This past weekend, I had a game of Starmada with my friend Ken. He and I have been long time Trekkies. We both wanted to try a Star Trek miniatures battle. Ken even purchased the 10-pound grab bag of Starfleet 2400 miniatures from Amarillo Design Bureau. I have been gathering some plastic minis from bargain bins at local game stores and I borrowed a set of metal Starfleet minis from another friend. Between the two of us, we had enough figs to setup a reasonable sized skirmish battle.

I attempted a game of Starmada before with Desert Scribe (some photos are here). We were both unfamiliar with the rules and struggled with some the details. In my recent game, Ken and I did much better but there we still made a few mistakes in game play. Ken played the Federation faction with a 1x Command Cruiser, 1x Heavy Cruiser, and 1x Frigate.  I took the Klingon faction with 1x D7C command cruiser, 1x D6 cruiser, and 1x F5 Frigate.

The game took three hours to complete despite the fact the results we…

Star Fleet Battles, Klingon Armada

Long ago, in a galaxy far, far away…  There was a game called Star Fleet Battles.  It was a rules bloated, counter and hex, mess of a spaceship combat game. And… I loved it!

Yes, it’s true. This statement alone could give my readers reason to suspect my mental stability.

The game was loathed by some players, revered by some players and possibly both loathed and revered by many others.

So, what was it that drew me to this game? I am a self-described Trekker and this game IMHO was the best simulation of ‘Star Trek’-style starship combat ever made. The game was so detailed that it really gave players a sense that the simulation could be based on actual starships.  For the analytical players , the tactics were rich and engaging with new strategies to consider with every new ship design.

Games like this often come with a rulebook so large that you might be killed if you were to fall asleep while reading it. SFB is no exception.

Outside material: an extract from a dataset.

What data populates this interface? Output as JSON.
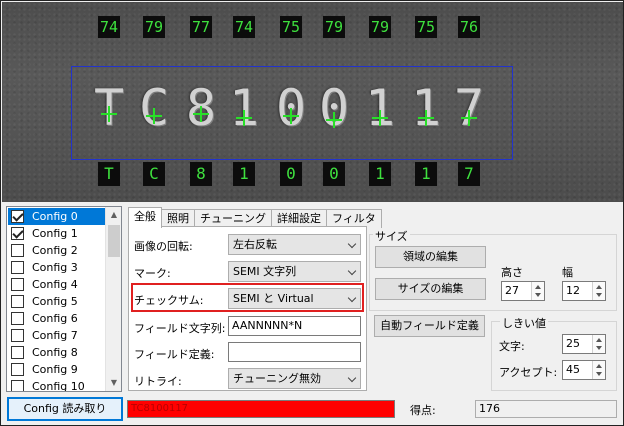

The original game included ships from only seven races common…

Fall 2016 Catch Up Post

Life has caught up to me again and not much gaming has been done for a long stretch.

Back in September, I was working furiously on my Glider Rifle company in a desperate attempt finish in time for the Late-War FOWSA tournament. Sadly, my wife got a call that a close family member was very ill. This prompted us to jump in the car on the day of the tournament and rush to be with family.

I wonder if I'm ever going to attend this tournament.

Here is short recap of the games I was able to participate in.

MillenniumCon 19 was successful for another year. I'm part of the convention staff but could only make it to the con for one afternoon. While, I was there, I took part in the HUGE Ogre game put on by Desert Scarab. I was given the GEV-Ogre to command. Not one but TWO nuclear-tipped cruise missiles were launched and and the beautiful city of Monopolis was left burning. For details on the game, check out Scarab's blog here.

There is a full photo gallery of the entire convention in…